What the Heck Is Bubble Ball?
These wearable, inflatable balls are blowing up right now. Get the lowdown on the hilarious sport that's mixing soccer and bumper cars
Say goodbye to your summer kickball league-a new sport is taking over parks around the country. But this isn't your typical ball sport: Bubble Ball involves climbing inside an inflatable bubble and subjecting yourself to getting bounced, rolled, and flipped (are we the only ones getting giddy about this?!). It's described by one company as, "More fun than soccer, safer than football, cheaper than hockey, and bouncier than basketball."
So how exactly do you play? Well, bubble soccer (or the European version, 'bubble football') is just like your typical game, with potential bonus points scored by catching an airborne ball in your bubble and running it (and yourself) into the goal. However, some companies like BubbleBall, which has more than 15 distributors around the country, also offer other games including bubble baseball, sumo smash (it's exactly what it sounds like: two players in their inflatable bubbles trying to force each other out of the ring), and even 'Zombieball.'
Bubble Ball Extreme, a Rochester-based company that opened last year after founder Mark Constantino saw a hilarious YouTube video of the inflatable balls, runs both youth and adult bubble soccer leagues, and offers group rentals. According to Constantino, he's had more than 8,000 customers to date, and business and sponsorship opportunities have been exploding lately. In addition to peaking the interest of athletic groups for the great cardio workout (CrossFitters are big fans, he says), it's also become a huge co-ed social activity, like intramural sports.
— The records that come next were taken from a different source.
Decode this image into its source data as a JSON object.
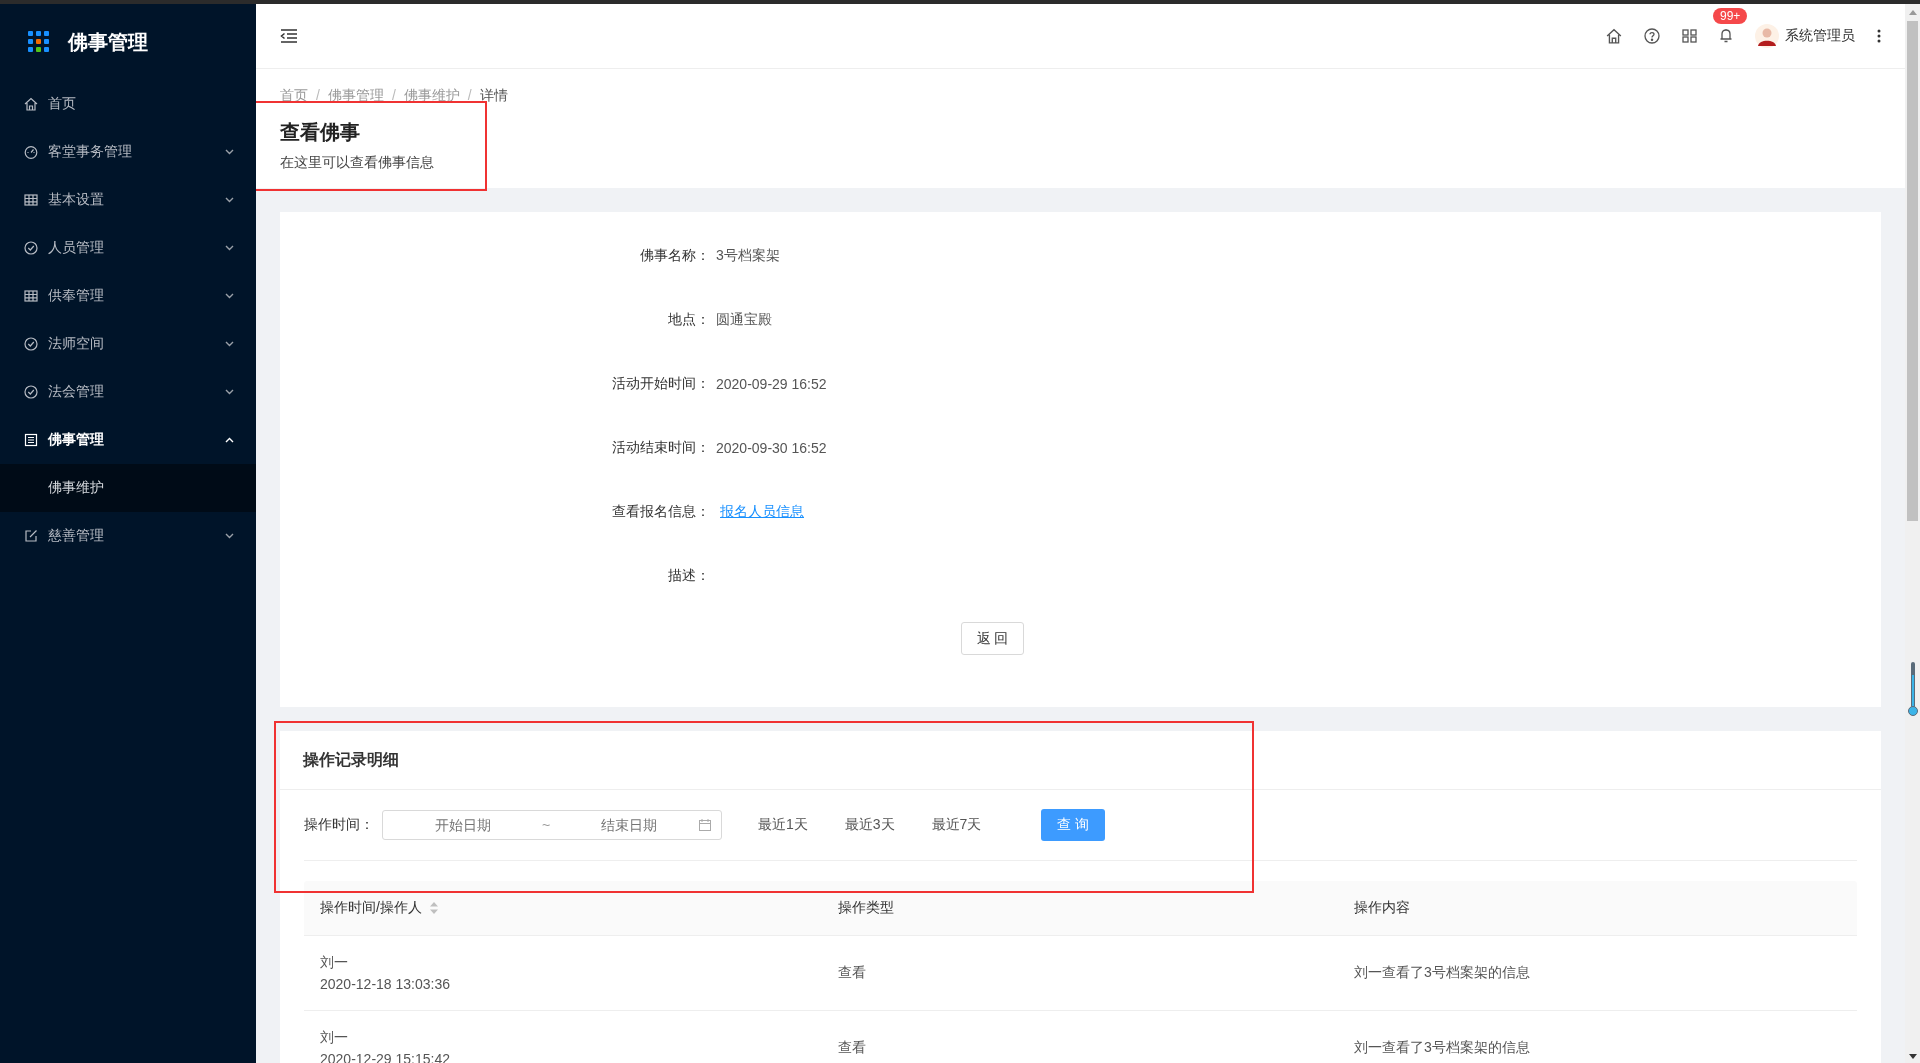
{
  "app": {
    "title": "佛事管理"
  },
  "sidebar": {
    "items": [
      {
        "label": "首页",
        "kind": "link",
        "selected": false
      },
      {
        "label": "客堂事务管理",
        "kind": "group",
        "expanded": false,
        "selected": false
      },
      {
        "label": "基本设置",
        "kind": "group",
        "expanded": false,
        "selected": false
      },
      {
        "label": "人员管理",
        "kind": "group",
        "expanded": false,
        "selected": false
      },
      {
        "label": "供奉管理",
        "kind": "group",
        "expanded": false,
        "selected": false
      },
      {
        "label": "法师空间",
        "kind": "group",
        "expanded": false,
        "selected": false
      },
      {
        "label": "法会管理",
        "kind": "group",
        "expanded": false,
        "selected": false
      },
      {
        "label": "佛事管理",
        "kind": "group",
        "expanded": true,
        "selected": true,
        "children": [
          {
            "label": "佛事维护",
            "selected": true
          }
        ]
      },
      {
        "label": "慈善管理",
        "kind": "group",
        "expanded": false,
        "selected": false
      }
    ]
  },
  "header": {
    "notification_badge": "99+",
    "user_name": "系统管理员"
  },
  "breadcrumb": [
    "首页",
    "佛事管理",
    "佛事维护",
    "详情"
  ],
  "breadcrumb_separator": "/",
  "page_header": {
    "title": "查看佛事",
    "subtitle": "在这里可以查看佛事信息"
  },
  "details": {
    "fields": [
      {
        "label": "佛事名称：",
        "value": "3号档案架",
        "kind": "text"
      },
      {
        "label": "地点：",
        "value": "圆通宝殿",
        "kind": "text"
      },
      {
        "label": "活动开始时间：",
        "value": "2020-09-29 16:52",
        "kind": "text"
      },
      {
        "label": "活动结束时间：",
        "value": "2020-09-30 16:52",
        "kind": "text"
      },
      {
        "label": "查看报名信息：",
        "value": "报名人员信息",
        "kind": "link"
      },
      {
        "label": "描述："
      }
    ],
    "back_button": "返 回"
  },
  "operation_log": {
    "title": "操作记录明细",
    "filter": {
      "label": "操作时间：",
      "start_placeholder": "开始日期",
      "separator": "~",
      "end_placeholder": "结束日期",
      "quick_ranges": [
        "最近1天",
        "最近3天",
        "最近7天"
      ],
      "query_button": "查 询"
    },
    "table": {
      "columns": [
        "操作时间/操作人",
        "操作类型",
        "操作内容"
      ],
      "rows": [
        {
          "operator": "刘一",
          "time": "2020-12-18 13:03:36",
          "type": "查看",
          "content": "刘一查看了3号档案架的信息"
        },
        {
          "operator": "刘一",
          "time": "2020-12-29 15:15:42",
          "type": "查看",
          "content": "刘一查看了3号档案架的信息"
        }
      ]
    }
  }
}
But what about the safety? (After all, this is being marketed as a kid-friendly, family activity.) Well, as with any sport that involves running and the potential (or intention) of one athlete colliding with another, there's a risk of injuries to your ankles, knees, hips, as well as a risk for concussions, says John Gallucci, physical therapist, sports medicine consultant, and author of Soccer Injury Prevention and Treatment.
However, the bubble balls themself do provide a level of protection you won't find in, say, a game of rugby. In general, bubble balls can be made with either PVS (polyvinyl chloride) or TPU (thermoplastic polyurethane), but Constantino recommends going with the TPU version (his company's manufacturer uses TPU exclusively). This material is more flexible, resistant to tearing, and, in his words, "like a tank." Inside the balls, you'll find harnesses that you put on like a backpack that keep your arms secure, and keep you from falling out if you get knocked over. Plus, your head is contained eight inches below the top of the bubble, offering neck protection upon collision.
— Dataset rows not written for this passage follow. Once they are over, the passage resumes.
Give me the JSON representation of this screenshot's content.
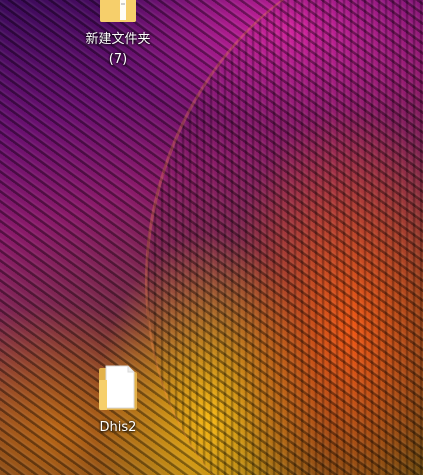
{
  "desktop": {
    "icons": [
      {
        "label_line1": "新建文件夹",
        "label_line2": "(7)",
        "icon": "folder-icon"
      },
      {
        "label_line1": "Dhis2",
        "icon": "folder-with-document-icon"
      }
    ]
  }
}
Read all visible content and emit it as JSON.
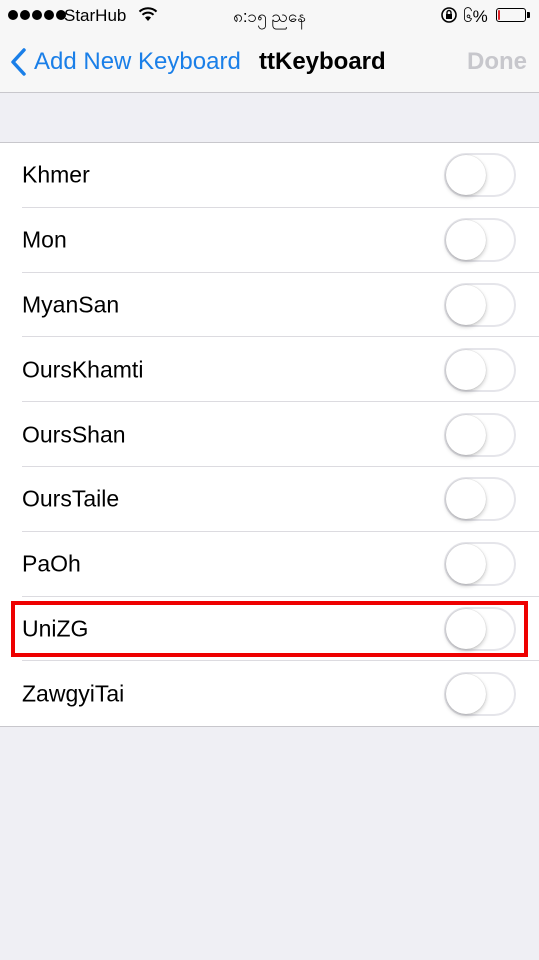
{
  "status_bar": {
    "carrier": "StarHub",
    "time": "၈:၁၅ ညနေ",
    "battery_percent": "၆%",
    "battery_level": 0.06,
    "icons": [
      "signal-dots-icon",
      "wifi-icon",
      "orientation-lock-icon",
      "battery-icon"
    ]
  },
  "nav": {
    "back_label": "Add New Keyboard",
    "title": "ttKeyboard",
    "done_label": "Done"
  },
  "keyboards": [
    {
      "label": "Khmer",
      "enabled": false
    },
    {
      "label": "Mon",
      "enabled": false
    },
    {
      "label": "MyanSan",
      "enabled": false
    },
    {
      "label": "OursKhamti",
      "enabled": false
    },
    {
      "label": "OursShan",
      "enabled": false
    },
    {
      "label": "OursTaile",
      "enabled": false
    },
    {
      "label": "PaOh",
      "enabled": false
    },
    {
      "label": "UniZG",
      "enabled": false,
      "highlighted": true
    },
    {
      "label": "ZawgyiTai",
      "enabled": false
    }
  ],
  "colors": {
    "accent": "#1a7fe8",
    "highlight": "#ee0000",
    "background": "#efeff4",
    "done_disabled": "#c7c7cc"
  }
}
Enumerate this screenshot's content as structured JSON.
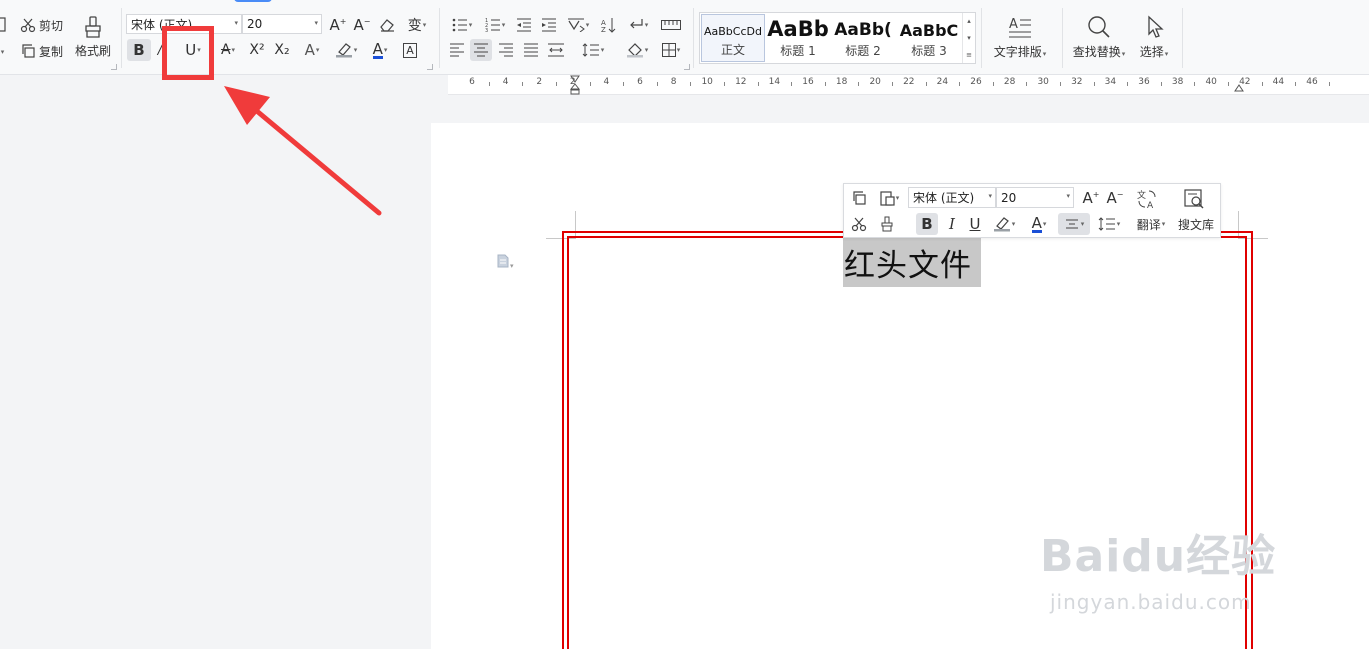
{
  "ribbon": {
    "clipboard": {
      "cut_label": "剪切",
      "copy_label": "复制",
      "format_painter_label": "格式刷"
    },
    "font": {
      "font_name": "宋体 (正文)",
      "font_size": "20",
      "bold_label": "B",
      "underline_label": "U",
      "superscript_label": "X²",
      "subscript_label": "X₂",
      "font_color": "#1a4fd6",
      "pinyin_label": "变"
    },
    "styles": [
      {
        "preview": "AaBbCcDd",
        "name": "正文",
        "selected": true
      },
      {
        "preview": "AaBb",
        "name": "标题 1"
      },
      {
        "preview": "AaBb(",
        "name": "标题 2"
      },
      {
        "preview": "AaBbC",
        "name": "标题 3"
      }
    ],
    "text_layout_label": "文字排版",
    "find_replace_label": "查找替换",
    "select_label": "选择"
  },
  "ruler": {
    "labels": [
      "6",
      "4",
      "2",
      "2",
      "4",
      "6",
      "8",
      "10",
      "12",
      "14",
      "16",
      "18",
      "20",
      "22",
      "24",
      "26",
      "28",
      "30",
      "32",
      "34",
      "36",
      "38",
      "40",
      "42",
      "44",
      "46"
    ]
  },
  "document": {
    "title_text": "红头文件",
    "frame_color": "#e00000"
  },
  "mini_toolbar": {
    "font_name": "宋体 (正文)",
    "font_size": "20",
    "bold_label": "B",
    "italic_label": "I",
    "underline_label": "U",
    "translate_label": "翻译",
    "search_lib_label": "搜文库"
  },
  "watermark": {
    "brand": "Baidu经验",
    "url": "jingyan.baidu.com"
  },
  "annotation": {
    "color": "#f03b3b"
  }
}
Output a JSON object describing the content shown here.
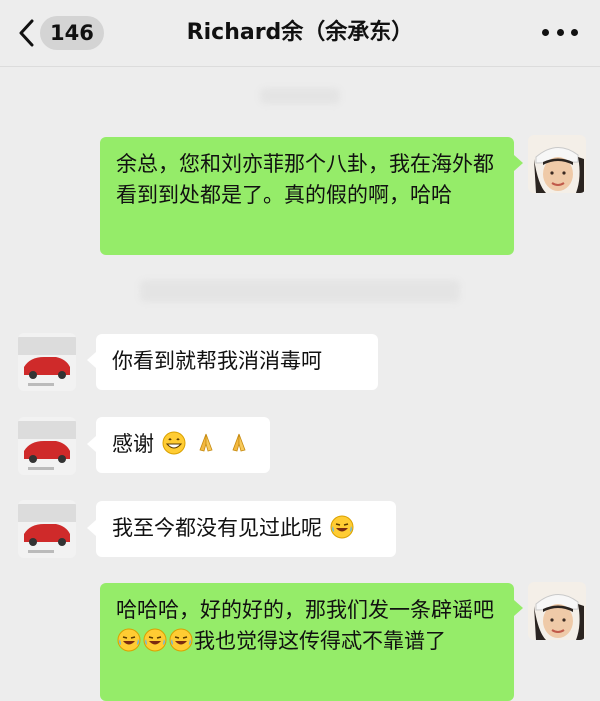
{
  "header": {
    "unread_count": "146",
    "title": "Richard余（余承东）",
    "back_icon": "chevron-left-icon",
    "more_icon": "more-dots-icon"
  },
  "colors": {
    "background": "#ededed",
    "sent_bubble": "#95ec69",
    "received_bubble": "#ffffff"
  },
  "messages": [
    {
      "side": "right",
      "text": "余总，您和刘亦菲那个八卦，我在海外都看到到处都是了。真的假的啊，哈哈"
    },
    {
      "side": "left",
      "text": "你看到就帮我消消毒呵"
    },
    {
      "side": "left",
      "text": "感谢",
      "emojis": [
        "grin-emoji",
        "pray-emoji",
        "pray-emoji"
      ]
    },
    {
      "side": "left",
      "text": "我至今都没有见过此呢",
      "emojis": [
        "laugh-cry-emoji"
      ]
    },
    {
      "side": "right",
      "text_a": "哈哈哈，好的好的，那我们发一条辟谣吧",
      "emojis": [
        "laugh-cry-emoji",
        "laugh-cry-emoji",
        "laugh-cry-emoji"
      ],
      "text_b": "我也觉得这传得忒不靠谱了"
    }
  ]
}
While some companies allow you to purchase bubble balls to use independently (they're also available on Amazon), renting or joining a league through companies like Constantino's ensures you have a safety operator who will train you to use the equipment properly. Some key precautions these safety operators bring to the field? Never hit someone from behind (it's dangerous, and like in football, is also a cheap shot), don't lower your head upon impact, and limit your amount of time in the bubble ball to five consecutive minutes to avoid overheating on a hot day, Constantino advises.
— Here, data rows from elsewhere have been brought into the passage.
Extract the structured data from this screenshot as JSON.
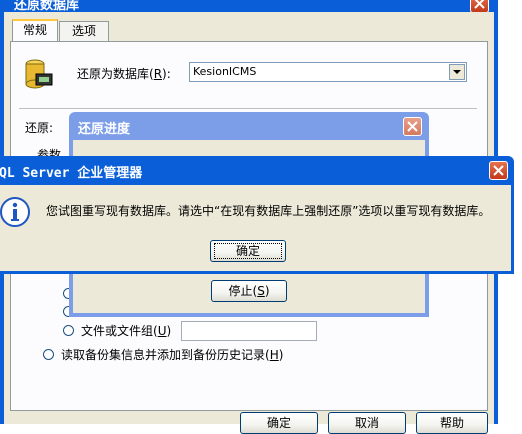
{
  "restore_dialog": {
    "title": "还原数据库",
    "tabs": [
      "常规",
      "选项"
    ],
    "db_label_prefix": "还原为数据库(",
    "db_label_key": "R",
    "db_label_suffix": "):",
    "db_value": "KesionICMS",
    "restore_label": "还原:",
    "params_label": "参数",
    "option_filegroup": {
      "prefix": "文件或文件组(",
      "key": "U",
      "suffix": ")"
    },
    "option_read_backup": {
      "prefix": "读取备份集信息并添加到备份历史记录(",
      "key": "H",
      "suffix": ")"
    },
    "buttons": {
      "ok": "确定",
      "cancel": "取消",
      "help": "帮助"
    }
  },
  "progress_dialog": {
    "title": "还原进度",
    "stop": {
      "prefix": "停止(",
      "key": "S",
      "suffix": ")"
    }
  },
  "message_box": {
    "title": "QL Server 企业管理器",
    "message": "您试图重写现有数据库。请选中“在现有数据库上强制还原”选项以重写现有数据库。",
    "ok_label": "确定",
    "icon": "info-icon"
  },
  "colors": {
    "xp_title": "#0a5fd8",
    "xp_face": "#ece9d8",
    "inactive_title": "#7c9ee8",
    "close_red": "#d44a25"
  }
}
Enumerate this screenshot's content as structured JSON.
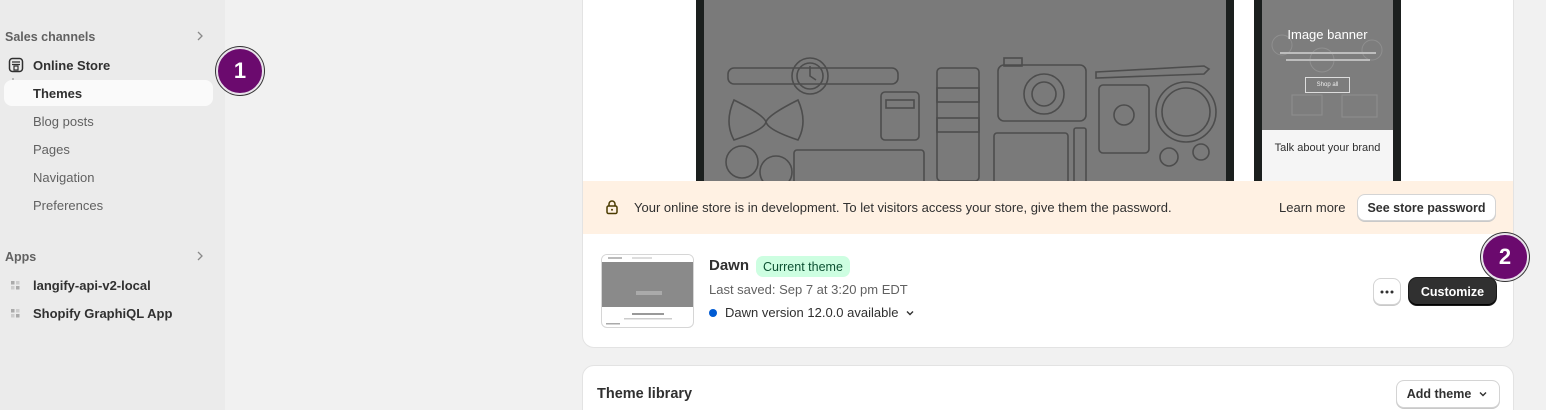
{
  "sidebar": {
    "sales_channels": "Sales channels",
    "online_store": "Online Store",
    "items": [
      "Themes",
      "Blog posts",
      "Pages",
      "Navigation",
      "Preferences"
    ],
    "apps_label": "Apps",
    "apps": [
      "langify-api-v2-local",
      "Shopify GraphiQL App"
    ]
  },
  "badges": {
    "one": "1",
    "two": "2"
  },
  "preview": {
    "mobile_banner_title": "Image banner",
    "mobile_banner_button": "Shop all",
    "mobile_talk": "Talk about your brand"
  },
  "dev_banner": {
    "text": "Your online store is in development. To let visitors access your store, give them the password.",
    "learn_more": "Learn more",
    "see_password": "See store password"
  },
  "current_theme": {
    "name": "Dawn",
    "badge": "Current theme",
    "last_saved": "Last saved: Sep 7 at 3:20 pm EDT",
    "version": "Dawn version 12.0.0 available",
    "customize": "Customize"
  },
  "library": {
    "title": "Theme library",
    "add_theme": "Add theme"
  },
  "colors": {
    "badge": "#6b0a6e",
    "primary_button": "#303030",
    "dev_banner_bg": "#fff1e3",
    "current_badge_bg": "#cdfee1",
    "version_dot": "#005bd3"
  }
}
If you're still not convinced, watch the video below to see Jimmy Fallon trying out the hilarious sport against Chris Pratt. You're welcome!